New research into the skin cells of patients with lupus offers insights into the underlying mechanisms that appear to prime the skin for inflammation and lesions.

Writing in Science Translational Medicine, the authors said their findings could help investigators better understand how to prevent skin lesions and other types of inflammatory responses in patients with lupus.

About 70% of patients with systemic lupus erythematosus (SLE) will be affected by cutaneous lupus erythematosus (CLE), which is associated with disfiguring skin lesions, the investigators noted. Some patients experience skin lesions even when their underlying SLE is controlled by medication. However, the investigators explained that little is known about what causes CLE-related skin lesions to occur.

One theory is that abnormalities in nonlesional skin may be a driving factor. Previous research has suggested that increased type I interferon production and dysfunction of Langerhans cells may play a role, but the authors said contributions from other skin cells and the communication links that lead to dysfunction are not well understood.

The investigators decided to look at biopsies of normal-looking skin and lesional skin from 7 patients with lupus, using-single cell RNA sequencing. Their analysis showed that both lesional and prelesional skin have a type-I interferon-rich environment that affects gene transcription across skin types and distorts cell-to-cell communication networks.

“This really starts to piece the puzzle together of how inflammation seen in lupus patients may be related to skin exposures such as [ultraviolet] light,” said J. Michelle Kahlenberg, Md, PhD, senior study author, in a statement announcing the findings. “We were able to see the properties of normal-looking skin in unparalleled resolution, suggesting that the skin is primed for inflammatory reactions.”

Those inflammatory properties were found both in the epidermal keratinocytes and in the fibroblasts of the skin samples from patients with CLE. The analysis showed that samples from healthy controls did not bear the same type-I interferon signature.

Kahlenberg said the findings are particularly helpful in light of the development of therapies that can block interferon signaling in lupus. “So, validating this abnormality in the interferon pathway could be essential for determining the best course of treatment for scores of lupus patients,” she said.

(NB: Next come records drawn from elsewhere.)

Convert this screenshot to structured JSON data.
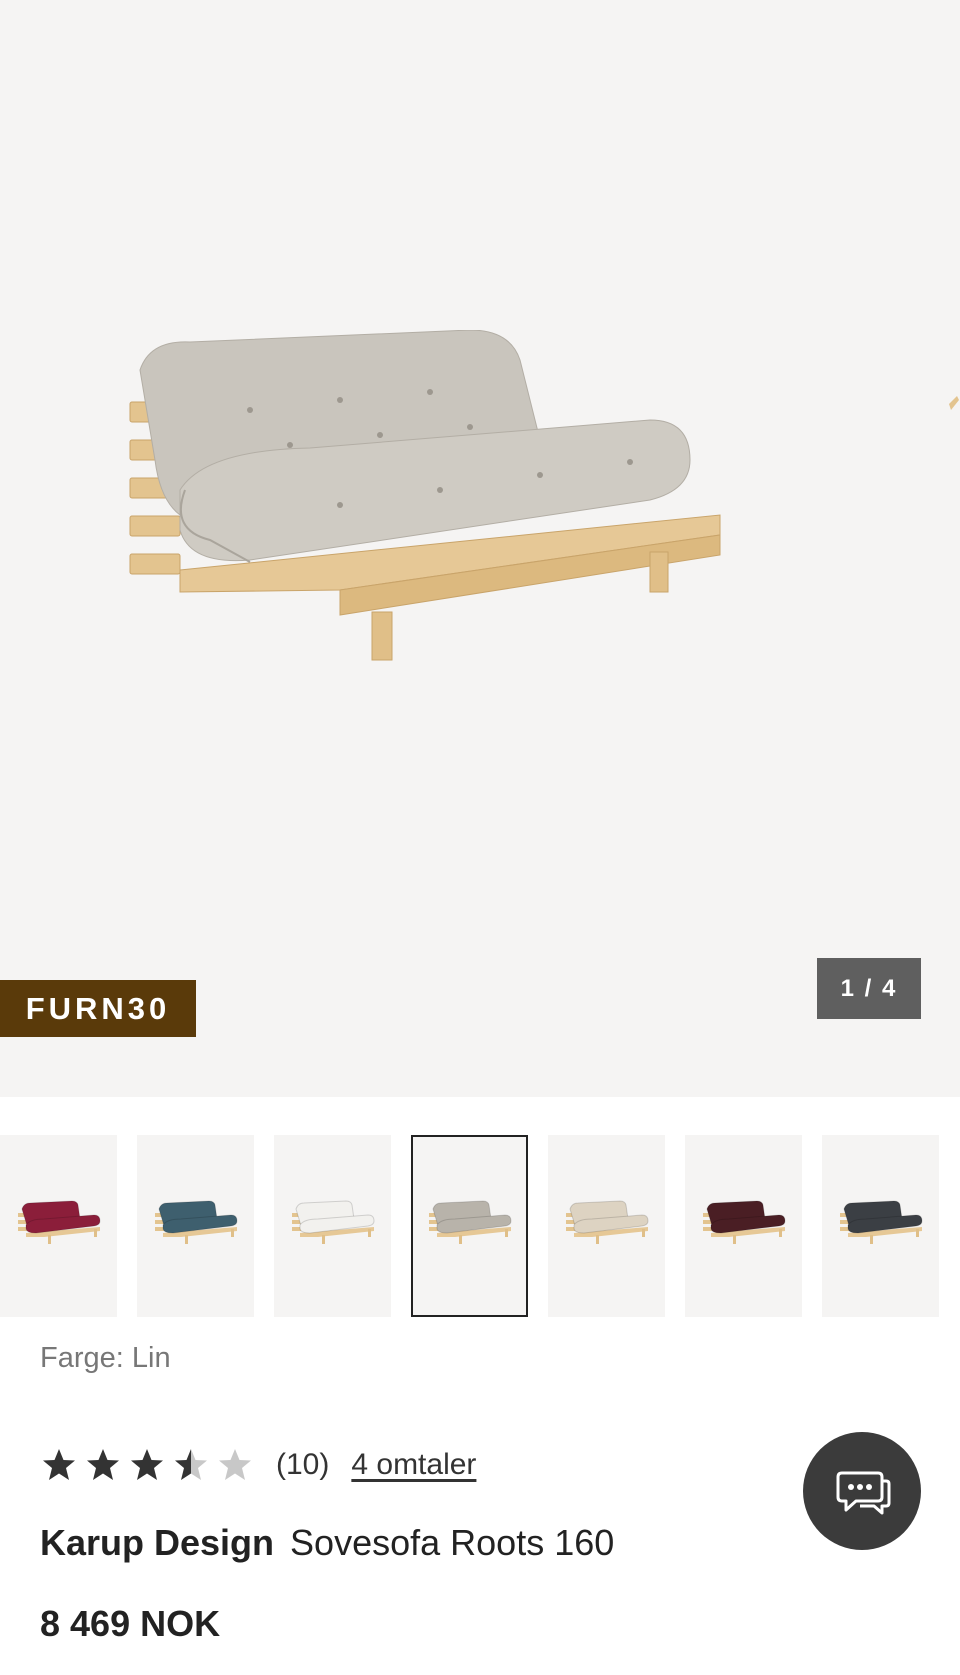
{
  "gallery": {
    "promo_code": "FURN30",
    "counter": "1 / 4",
    "image_alt": "Sovesofa Roots 160 i Lin"
  },
  "thumbnails": [
    {
      "color": "#8b1e3a",
      "selected": false
    },
    {
      "color": "#3e5f6e",
      "selected": false
    },
    {
      "color": "#f2f1ee",
      "selected": false
    },
    {
      "color": "#b8b3aa",
      "selected": true
    },
    {
      "color": "#ddd3c2",
      "selected": false
    },
    {
      "color": "#4a1e24",
      "selected": false
    },
    {
      "color": "#3b3f44",
      "selected": false
    }
  ],
  "product": {
    "color_label": "Farge: Lin",
    "rating": 3.5,
    "rating_max": 5,
    "rating_count": "(10)",
    "reviews_link": "4 omtaler",
    "brand": "Karup Design",
    "name": "Sovesofa Roots 160",
    "price": "8 469 NOK"
  },
  "icons": {
    "chat": "chat-bubbles-icon",
    "star": "star-icon"
  },
  "colors": {
    "promo_bg": "#5a3a0a",
    "counter_bg": "#5f5f5f",
    "chat_bg": "#3b3b3b",
    "wood": "#e6c896",
    "fabric": "#c9c5bd"
  }
}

The authors also examined blood samples from patients with CLE, finding that CD16+ monocytes travel from the blood into the skin of patients, where they appear to gain a proinflammatory phenotype, which the investigators characterize as “cell education.”

Allison C. Billi, MD, PhD, a dermatologist at University of Michigan Health and the study’s co–first author, said the findings help explain how the immune dysfunction of lupus leads to skin lesions.

“These interferon-educated immune cells seem to be priming many different cell types in the skin to overreact to stimuli with excessive inflammatory responses, manifesting as disfiguring skin lesions,” she said, in the statement. “We don’t yet know all of the stimuli that can tip the balance and precipitate these rashes, but UV light certainly appears to be one of them.”

Kahlenberg said learning how monocytes change when they get to the skin from the blood suggests more research is also needed to see whether a similar process occurs in other lupus-involved organs.

Reference

Billi AC, Ma F, Plazyo O, et al. Nonlesional lupus skin contributes to inflammatory education of myeloid cells and primes for cutaneous inflammation. Sci Transl Med. Published online April 27, 2022. doi:10.1126/scitranslmed.abn2263